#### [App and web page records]
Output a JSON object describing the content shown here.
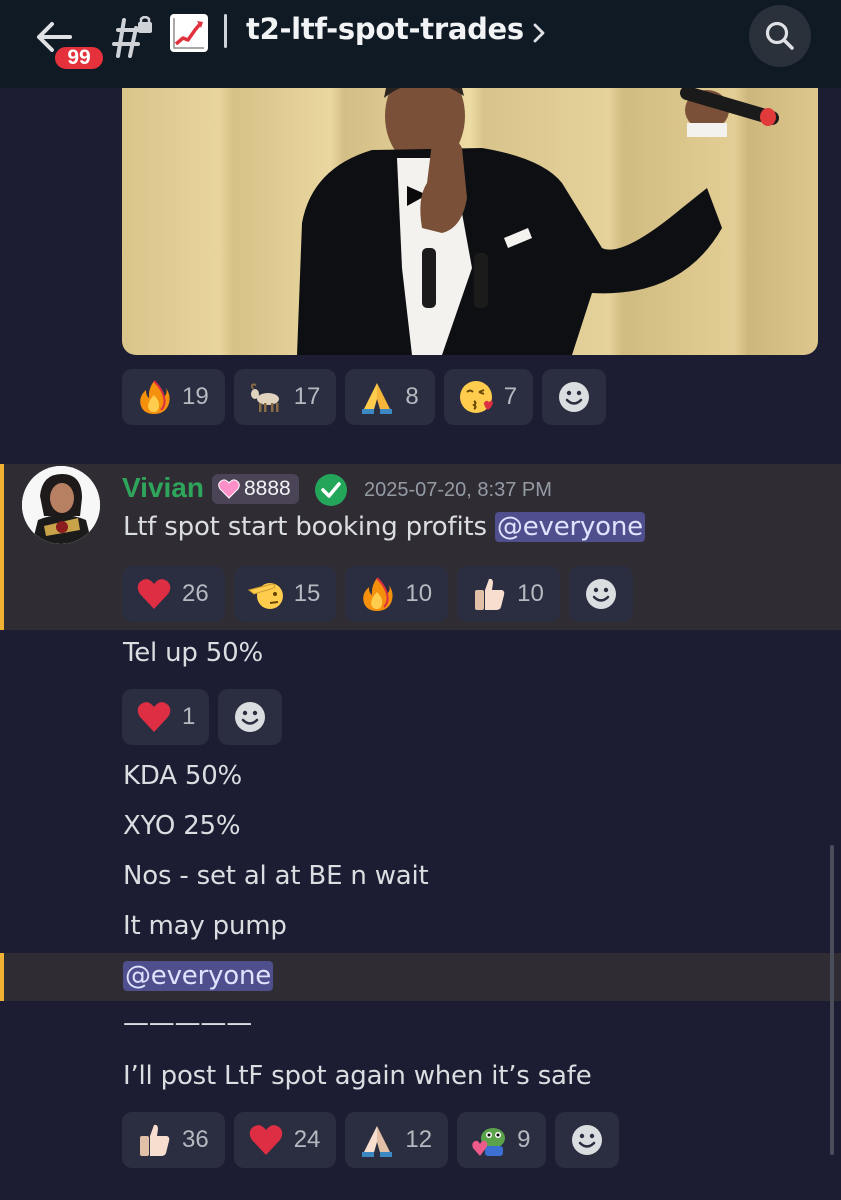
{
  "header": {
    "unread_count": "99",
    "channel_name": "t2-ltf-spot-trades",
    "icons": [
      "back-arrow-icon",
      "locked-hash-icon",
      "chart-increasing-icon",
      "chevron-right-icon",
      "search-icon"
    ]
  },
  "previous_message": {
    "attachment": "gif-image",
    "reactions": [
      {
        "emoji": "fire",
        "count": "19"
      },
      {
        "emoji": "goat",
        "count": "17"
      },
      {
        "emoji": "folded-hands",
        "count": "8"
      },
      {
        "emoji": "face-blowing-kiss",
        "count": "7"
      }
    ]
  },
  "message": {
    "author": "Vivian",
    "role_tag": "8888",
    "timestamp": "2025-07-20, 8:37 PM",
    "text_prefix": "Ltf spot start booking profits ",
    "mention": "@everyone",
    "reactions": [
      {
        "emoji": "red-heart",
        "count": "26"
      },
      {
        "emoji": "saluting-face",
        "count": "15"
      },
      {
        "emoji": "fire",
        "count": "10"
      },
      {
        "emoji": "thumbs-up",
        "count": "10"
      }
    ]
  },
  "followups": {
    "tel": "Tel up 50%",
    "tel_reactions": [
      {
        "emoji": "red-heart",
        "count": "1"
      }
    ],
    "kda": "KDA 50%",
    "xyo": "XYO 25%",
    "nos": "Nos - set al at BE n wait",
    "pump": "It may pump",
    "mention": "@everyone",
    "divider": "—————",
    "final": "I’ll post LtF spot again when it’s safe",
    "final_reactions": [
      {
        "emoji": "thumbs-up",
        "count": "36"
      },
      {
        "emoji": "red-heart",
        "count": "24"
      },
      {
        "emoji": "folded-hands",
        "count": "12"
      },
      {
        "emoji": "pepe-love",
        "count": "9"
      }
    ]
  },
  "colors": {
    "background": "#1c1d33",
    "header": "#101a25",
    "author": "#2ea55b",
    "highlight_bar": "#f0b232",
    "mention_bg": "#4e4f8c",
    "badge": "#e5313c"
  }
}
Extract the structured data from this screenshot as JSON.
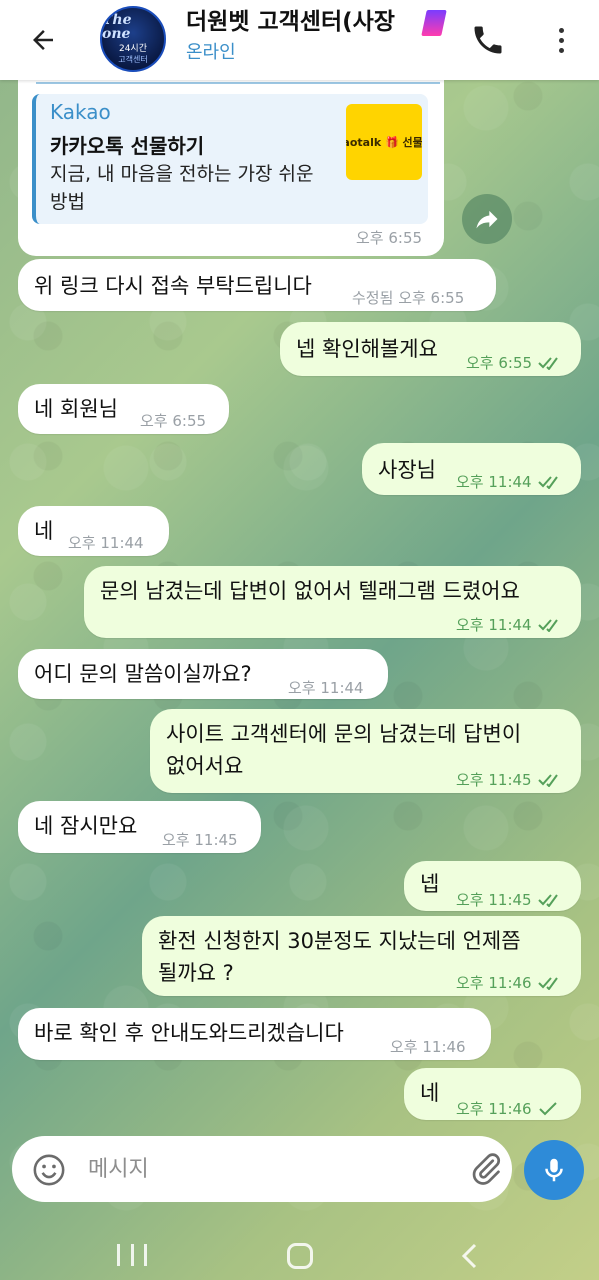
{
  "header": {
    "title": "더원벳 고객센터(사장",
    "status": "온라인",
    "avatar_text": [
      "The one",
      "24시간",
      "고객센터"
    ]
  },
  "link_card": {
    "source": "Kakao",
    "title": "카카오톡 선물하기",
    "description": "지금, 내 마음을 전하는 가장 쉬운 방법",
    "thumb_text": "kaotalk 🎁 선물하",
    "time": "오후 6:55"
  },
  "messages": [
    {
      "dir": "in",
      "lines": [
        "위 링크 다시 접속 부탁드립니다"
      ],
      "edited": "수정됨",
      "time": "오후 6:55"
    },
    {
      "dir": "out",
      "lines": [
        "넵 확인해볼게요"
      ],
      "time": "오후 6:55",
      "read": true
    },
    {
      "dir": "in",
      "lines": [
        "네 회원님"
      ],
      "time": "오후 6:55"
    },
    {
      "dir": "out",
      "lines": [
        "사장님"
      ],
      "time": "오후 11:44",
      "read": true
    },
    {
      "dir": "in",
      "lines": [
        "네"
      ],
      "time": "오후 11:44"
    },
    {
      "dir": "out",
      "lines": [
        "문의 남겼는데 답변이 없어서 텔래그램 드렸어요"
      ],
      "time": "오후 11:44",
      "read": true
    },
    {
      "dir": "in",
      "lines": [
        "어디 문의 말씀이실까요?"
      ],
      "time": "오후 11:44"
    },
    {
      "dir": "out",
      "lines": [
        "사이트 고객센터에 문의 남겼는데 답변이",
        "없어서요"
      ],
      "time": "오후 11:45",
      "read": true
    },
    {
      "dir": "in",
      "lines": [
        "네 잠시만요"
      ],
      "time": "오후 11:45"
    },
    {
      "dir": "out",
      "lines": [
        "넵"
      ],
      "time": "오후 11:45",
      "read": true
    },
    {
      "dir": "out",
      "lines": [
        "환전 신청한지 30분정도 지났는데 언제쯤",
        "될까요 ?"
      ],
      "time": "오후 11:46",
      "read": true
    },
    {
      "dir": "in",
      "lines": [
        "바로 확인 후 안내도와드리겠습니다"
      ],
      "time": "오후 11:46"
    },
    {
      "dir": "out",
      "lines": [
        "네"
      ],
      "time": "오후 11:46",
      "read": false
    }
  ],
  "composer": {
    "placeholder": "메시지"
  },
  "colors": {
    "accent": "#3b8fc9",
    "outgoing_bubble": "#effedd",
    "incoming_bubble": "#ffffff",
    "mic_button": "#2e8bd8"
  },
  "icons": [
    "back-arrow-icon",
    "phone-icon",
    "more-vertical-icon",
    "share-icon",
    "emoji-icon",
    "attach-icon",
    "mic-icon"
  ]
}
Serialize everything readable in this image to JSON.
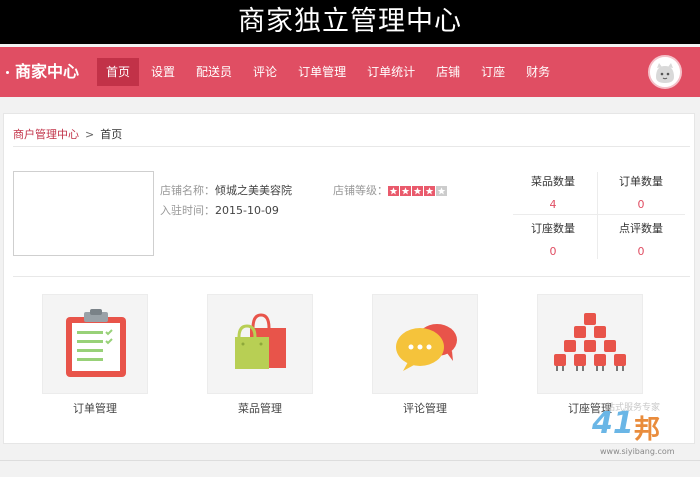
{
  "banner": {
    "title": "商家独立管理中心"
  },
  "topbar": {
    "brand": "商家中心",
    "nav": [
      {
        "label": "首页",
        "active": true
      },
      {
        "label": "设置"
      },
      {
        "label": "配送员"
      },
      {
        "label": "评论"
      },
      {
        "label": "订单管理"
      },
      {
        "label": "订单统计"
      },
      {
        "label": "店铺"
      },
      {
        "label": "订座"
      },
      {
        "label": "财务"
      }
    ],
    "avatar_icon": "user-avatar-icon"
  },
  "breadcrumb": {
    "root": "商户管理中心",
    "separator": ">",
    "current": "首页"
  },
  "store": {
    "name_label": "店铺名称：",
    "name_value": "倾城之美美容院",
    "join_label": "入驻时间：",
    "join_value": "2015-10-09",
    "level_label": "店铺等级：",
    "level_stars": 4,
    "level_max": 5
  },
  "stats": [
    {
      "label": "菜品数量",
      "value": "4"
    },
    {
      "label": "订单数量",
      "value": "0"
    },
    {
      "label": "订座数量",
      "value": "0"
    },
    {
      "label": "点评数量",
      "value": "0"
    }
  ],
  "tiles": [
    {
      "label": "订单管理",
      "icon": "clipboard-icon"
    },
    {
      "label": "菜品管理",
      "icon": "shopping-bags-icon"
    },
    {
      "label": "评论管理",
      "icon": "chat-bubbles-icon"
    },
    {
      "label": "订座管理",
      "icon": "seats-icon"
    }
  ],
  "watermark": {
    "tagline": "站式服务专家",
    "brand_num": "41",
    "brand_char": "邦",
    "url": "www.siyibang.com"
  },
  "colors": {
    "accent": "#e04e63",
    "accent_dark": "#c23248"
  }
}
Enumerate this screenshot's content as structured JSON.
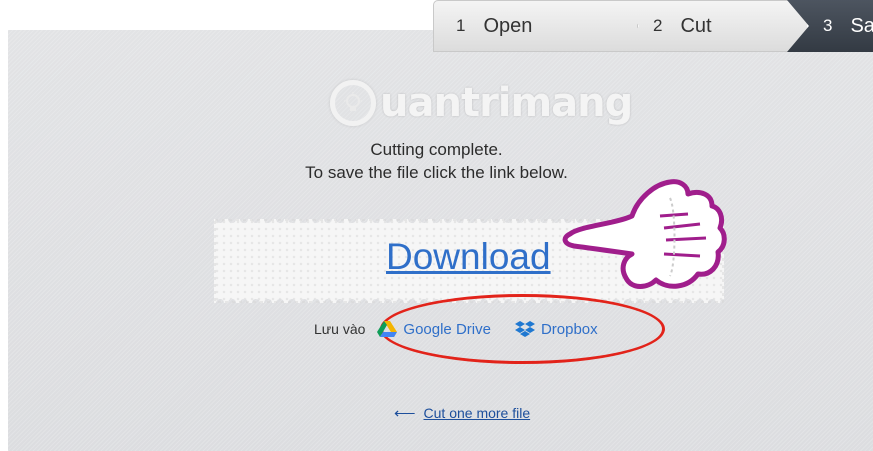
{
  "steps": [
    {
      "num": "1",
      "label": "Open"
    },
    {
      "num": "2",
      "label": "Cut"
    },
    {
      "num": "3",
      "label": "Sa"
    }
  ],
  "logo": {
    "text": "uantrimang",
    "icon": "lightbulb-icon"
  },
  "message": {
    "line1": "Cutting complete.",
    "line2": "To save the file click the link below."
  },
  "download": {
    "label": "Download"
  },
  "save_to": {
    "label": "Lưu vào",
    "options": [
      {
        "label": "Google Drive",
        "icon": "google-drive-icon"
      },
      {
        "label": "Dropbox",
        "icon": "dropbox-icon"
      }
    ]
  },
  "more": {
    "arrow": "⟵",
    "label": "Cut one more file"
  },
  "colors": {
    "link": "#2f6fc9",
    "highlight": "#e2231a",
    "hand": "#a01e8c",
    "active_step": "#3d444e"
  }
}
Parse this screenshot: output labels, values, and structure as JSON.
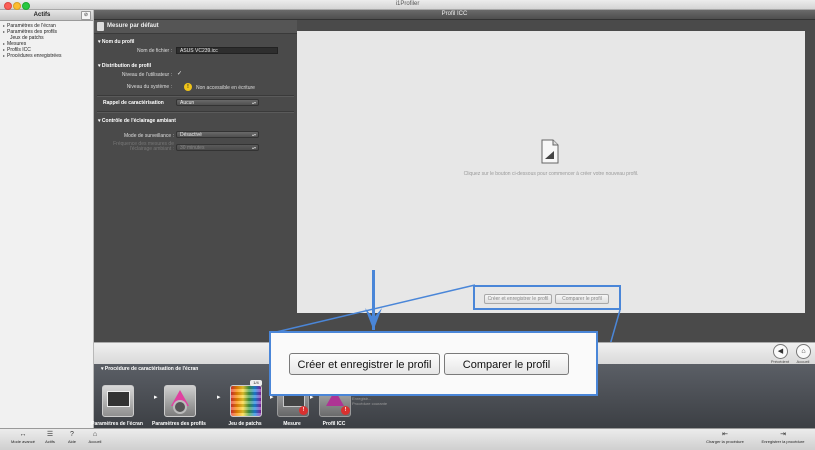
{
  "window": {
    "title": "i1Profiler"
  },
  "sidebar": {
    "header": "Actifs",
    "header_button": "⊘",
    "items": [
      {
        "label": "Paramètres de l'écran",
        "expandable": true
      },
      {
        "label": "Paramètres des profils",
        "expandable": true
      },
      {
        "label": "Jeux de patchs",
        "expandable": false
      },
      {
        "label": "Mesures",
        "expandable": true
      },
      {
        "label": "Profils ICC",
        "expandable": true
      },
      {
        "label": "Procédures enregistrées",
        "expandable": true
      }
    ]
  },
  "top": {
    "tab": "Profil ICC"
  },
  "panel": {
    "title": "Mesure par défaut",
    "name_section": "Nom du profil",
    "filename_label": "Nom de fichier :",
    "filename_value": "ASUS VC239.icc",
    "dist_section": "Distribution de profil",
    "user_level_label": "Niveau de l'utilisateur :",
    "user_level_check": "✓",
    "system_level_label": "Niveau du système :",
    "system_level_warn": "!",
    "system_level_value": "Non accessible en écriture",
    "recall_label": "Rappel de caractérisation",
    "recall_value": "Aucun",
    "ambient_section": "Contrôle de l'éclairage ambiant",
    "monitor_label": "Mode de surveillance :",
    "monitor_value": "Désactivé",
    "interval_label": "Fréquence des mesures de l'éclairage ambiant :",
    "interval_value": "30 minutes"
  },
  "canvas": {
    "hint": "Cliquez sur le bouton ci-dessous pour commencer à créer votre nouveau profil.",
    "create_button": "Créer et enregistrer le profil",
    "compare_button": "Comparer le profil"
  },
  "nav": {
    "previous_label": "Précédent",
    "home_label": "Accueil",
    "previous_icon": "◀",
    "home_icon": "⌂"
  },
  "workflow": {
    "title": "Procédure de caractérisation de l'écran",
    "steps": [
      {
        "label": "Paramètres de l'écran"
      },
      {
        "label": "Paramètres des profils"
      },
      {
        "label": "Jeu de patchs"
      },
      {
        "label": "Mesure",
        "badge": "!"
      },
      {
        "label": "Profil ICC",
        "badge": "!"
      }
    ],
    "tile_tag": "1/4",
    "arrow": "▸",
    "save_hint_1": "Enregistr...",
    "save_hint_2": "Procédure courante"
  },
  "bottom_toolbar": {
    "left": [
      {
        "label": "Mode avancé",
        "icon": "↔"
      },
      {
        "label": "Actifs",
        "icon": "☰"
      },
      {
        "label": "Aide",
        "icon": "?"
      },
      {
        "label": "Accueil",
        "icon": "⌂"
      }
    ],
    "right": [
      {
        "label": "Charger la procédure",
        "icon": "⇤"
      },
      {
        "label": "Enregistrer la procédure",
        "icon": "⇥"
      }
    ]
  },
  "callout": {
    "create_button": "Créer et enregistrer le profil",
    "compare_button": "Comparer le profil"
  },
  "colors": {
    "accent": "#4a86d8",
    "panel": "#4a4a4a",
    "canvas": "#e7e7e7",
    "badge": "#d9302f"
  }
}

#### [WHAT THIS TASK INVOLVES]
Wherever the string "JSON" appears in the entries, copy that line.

#### [YOUR SOLUTION]
Output a JSON object describing the content shown here.
Extract the structured data from this screenshot as JSON.
Serialize everything readable in this image to JSON.
Enumerate this screenshot's content as structured JSON.
Parse this screenshot: output labels, values, and structure as JSON.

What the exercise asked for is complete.